Considering that the United States government would grant school vouchers to students, there would be many positive gains. For instance, that choice would level the playing field, with regards to education, between low-income families and upper class families (Messerli). This would be accomplished by providing monetary funding to families of students that could not previously afford to attend an institution of private education. In turn, more students would be able to enroll in private schools. An increase in attendance at private schools would be a benefit to the whole of the education system. This ben...
... middle of paper ...
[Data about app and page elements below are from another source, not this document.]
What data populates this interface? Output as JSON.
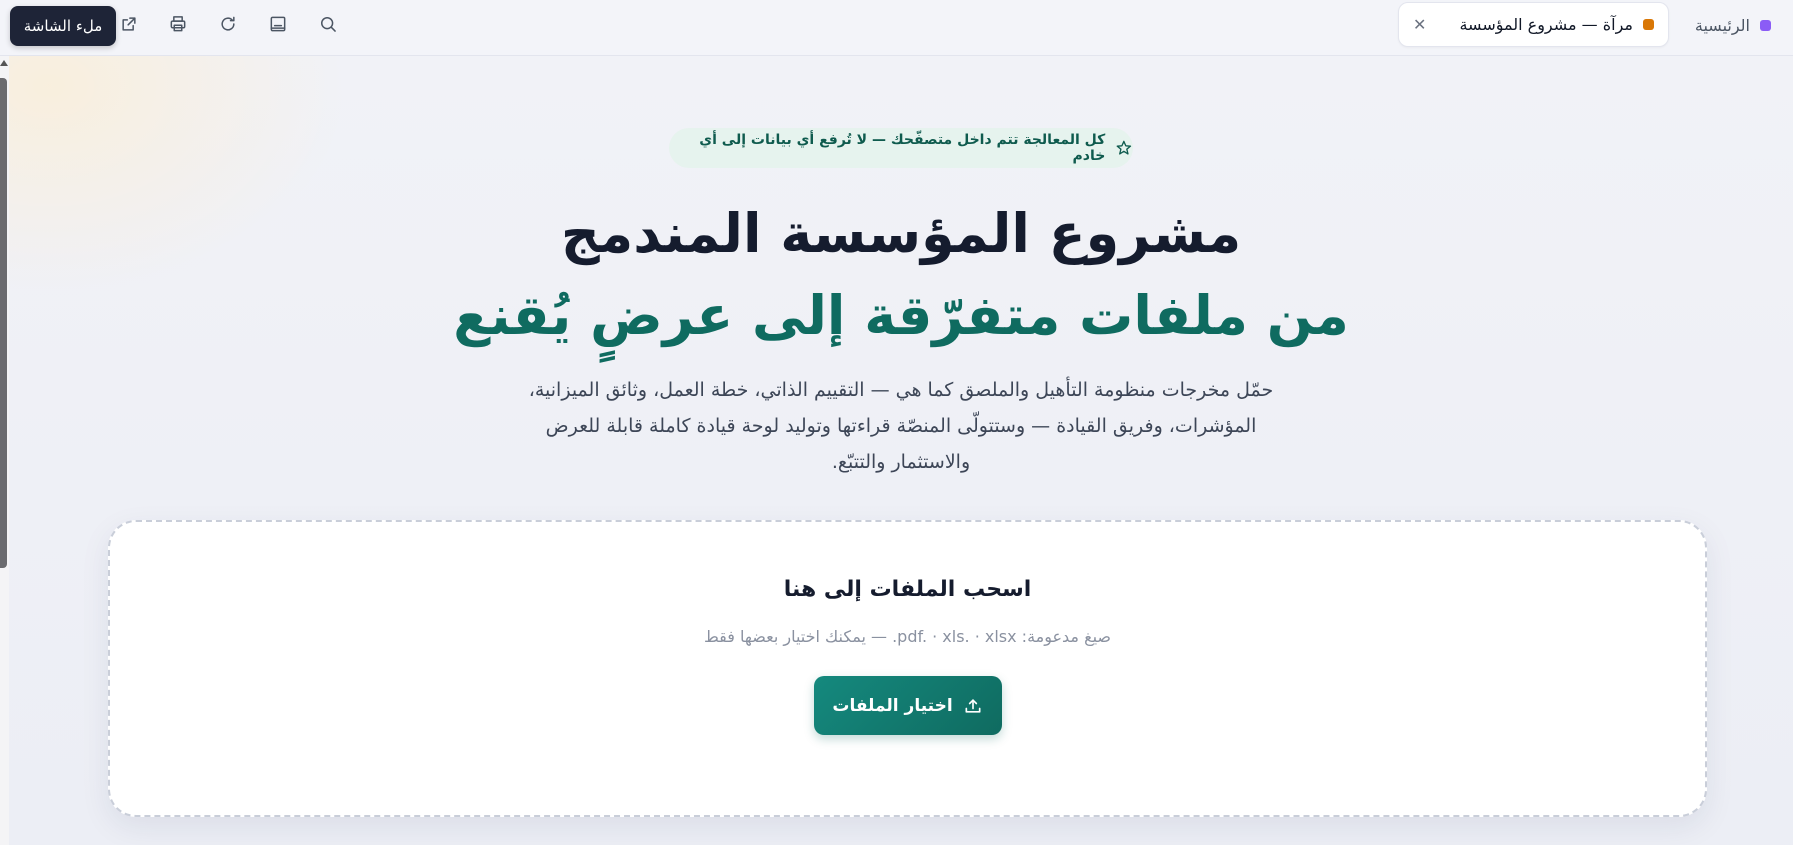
{
  "header": {
    "home_label": "الرئيسية",
    "home_dot_color": "#8b5cf6",
    "tab": {
      "title": "مرآة — مشروع المؤسسة",
      "dot_color": "#d97706",
      "close_glyph": "✕"
    },
    "fullscreen_label": "ملء الشاشة",
    "toolbar_icons": [
      "search-icon",
      "notes-icon",
      "reload-icon",
      "print-icon",
      "external-link-icon"
    ]
  },
  "hero": {
    "privacy_note": "كل المعالجة تتم داخل متصفّحك — لا تُرفع أي بيانات إلى أي خادم",
    "title_line1": "مشروع المؤسسة المندمج",
    "title_line2": "من ملفات متفرّقة إلى عرضٍ يُقنع",
    "description": "حمّل مخرجات منظومة التأهيل والملصق كما هي — التقييم الذاتي، خطة العمل، وثائق الميزانية، المؤشرات، وفريق القيادة — وستتولّى المنصّة قراءتها وتوليد لوحة قيادة كاملة قابلة للعرض والاستثمار والتتبّع."
  },
  "dropzone": {
    "title": "اسحب الملفات إلى هنا",
    "formats": "صيغ مدعومة: pdf. · xls. · xlsx. — يمكنك اختيار بعضها فقط",
    "button_label": "اختيار الملفات"
  },
  "colors": {
    "accent": "#0f6b60",
    "title_dark": "#151c2e"
  }
}
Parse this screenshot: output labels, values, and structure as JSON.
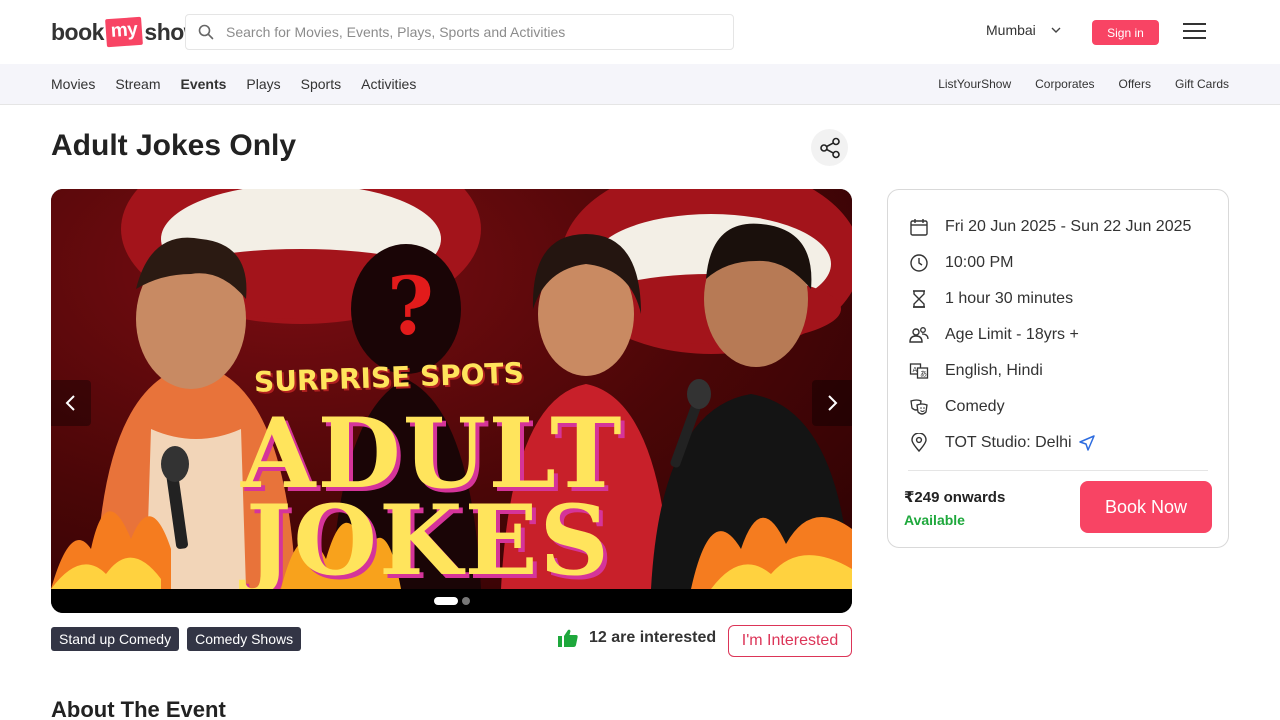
{
  "header": {
    "logo_text_left": "book",
    "logo_text_mid": "my",
    "logo_text_right": "show",
    "search_placeholder": "Search for Movies, Events, Plays, Sports and Activities",
    "city": "Mumbai",
    "signin_label": "Sign in"
  },
  "subnav": {
    "left": [
      "Movies",
      "Stream",
      "Events",
      "Plays",
      "Sports",
      "Activities"
    ],
    "active": "Events",
    "right": [
      "ListYourShow",
      "Corporates",
      "Offers",
      "Gift Cards"
    ]
  },
  "event": {
    "title": "Adult Jokes Only",
    "banner": {
      "line1": "SURPRISE SPOTS",
      "line2": "ADULT",
      "line3": "JOKES",
      "mark": "?",
      "slide_count": 2,
      "active_slide": 1
    },
    "tags": [
      "Stand up Comedy",
      "Comedy Shows"
    ],
    "interested_count": "12 are interested",
    "interested_button": "I'm Interested",
    "about_heading": "About The Event"
  },
  "details": {
    "dates": "Fri 20 Jun 2025 - Sun 22 Jun 2025",
    "time": "10:00 PM",
    "duration": "1 hour 30 minutes",
    "age_limit": "Age Limit - 18yrs +",
    "languages": "English, Hindi",
    "genre": "Comedy",
    "venue": "TOT Studio: Delhi",
    "price": "₹249 onwards",
    "availability": "Available",
    "book_label": "Book Now"
  },
  "colors": {
    "brand": "#f84464",
    "tag_bg": "#333545",
    "available": "#1ea83c",
    "interest_accent": "#dc3558"
  }
}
...ios and variables presented, I would recommend that a nationwide voucher program be introduced. I feel that a voucher program’s benefits far outweigh the shortcomings. A voucher program would not only be beneficial to parents and students, but also to education as it stands today. Parents would benefit by basing their decisions about education on the worth of the school instead of on money. Students would benefit by having a choice between public and private school. Even students not involved in the voucher program would benefit, by smaller class sizes, more diversity, and better teaching due to competition between schools. Education as we know it today, both public and private, would benefit by having more choices, and would then be able to assist more students in reaching their educational goals.
Coulson, Andrew J. Should You Fear School Choice?. 22 Sep. 2004. Mackinac Center for Public Policy. 3 Jan. 2005.
Helping state leaders shape education policy. 2004. Education Commission of the States. 3 Jan. 2005.